┌────────

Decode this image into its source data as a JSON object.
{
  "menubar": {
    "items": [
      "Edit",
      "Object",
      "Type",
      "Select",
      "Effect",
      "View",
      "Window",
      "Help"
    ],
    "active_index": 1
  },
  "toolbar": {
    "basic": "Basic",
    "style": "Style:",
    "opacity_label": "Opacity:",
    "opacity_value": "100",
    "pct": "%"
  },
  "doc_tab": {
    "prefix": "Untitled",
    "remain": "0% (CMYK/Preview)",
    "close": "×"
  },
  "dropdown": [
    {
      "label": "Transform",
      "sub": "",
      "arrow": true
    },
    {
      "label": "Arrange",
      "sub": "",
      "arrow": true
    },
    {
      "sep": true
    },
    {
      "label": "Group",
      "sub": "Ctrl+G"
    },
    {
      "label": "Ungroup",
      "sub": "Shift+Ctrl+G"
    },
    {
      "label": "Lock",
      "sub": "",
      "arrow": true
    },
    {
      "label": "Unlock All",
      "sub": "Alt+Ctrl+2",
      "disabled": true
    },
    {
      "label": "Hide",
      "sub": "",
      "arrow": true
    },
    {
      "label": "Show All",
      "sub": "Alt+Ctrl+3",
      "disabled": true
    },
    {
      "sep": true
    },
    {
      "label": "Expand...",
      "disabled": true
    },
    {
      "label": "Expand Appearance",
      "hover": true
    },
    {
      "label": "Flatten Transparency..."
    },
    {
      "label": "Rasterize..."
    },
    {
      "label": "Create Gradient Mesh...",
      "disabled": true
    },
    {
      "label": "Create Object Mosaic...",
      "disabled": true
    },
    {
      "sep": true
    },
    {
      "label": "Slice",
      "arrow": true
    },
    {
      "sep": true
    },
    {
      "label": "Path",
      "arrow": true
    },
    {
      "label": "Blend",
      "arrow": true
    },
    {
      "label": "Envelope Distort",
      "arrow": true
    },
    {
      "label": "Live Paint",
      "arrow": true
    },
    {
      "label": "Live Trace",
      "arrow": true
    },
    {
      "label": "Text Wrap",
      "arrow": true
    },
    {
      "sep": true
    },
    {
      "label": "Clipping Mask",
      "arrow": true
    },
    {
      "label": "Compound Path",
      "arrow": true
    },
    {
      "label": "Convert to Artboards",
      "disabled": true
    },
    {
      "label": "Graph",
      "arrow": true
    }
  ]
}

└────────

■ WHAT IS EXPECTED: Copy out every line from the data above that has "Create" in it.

■ RESPONSE TO THE TASK:
      "label": "Create Gradient Mesh...",
      "label": "Create Object Mosaic...",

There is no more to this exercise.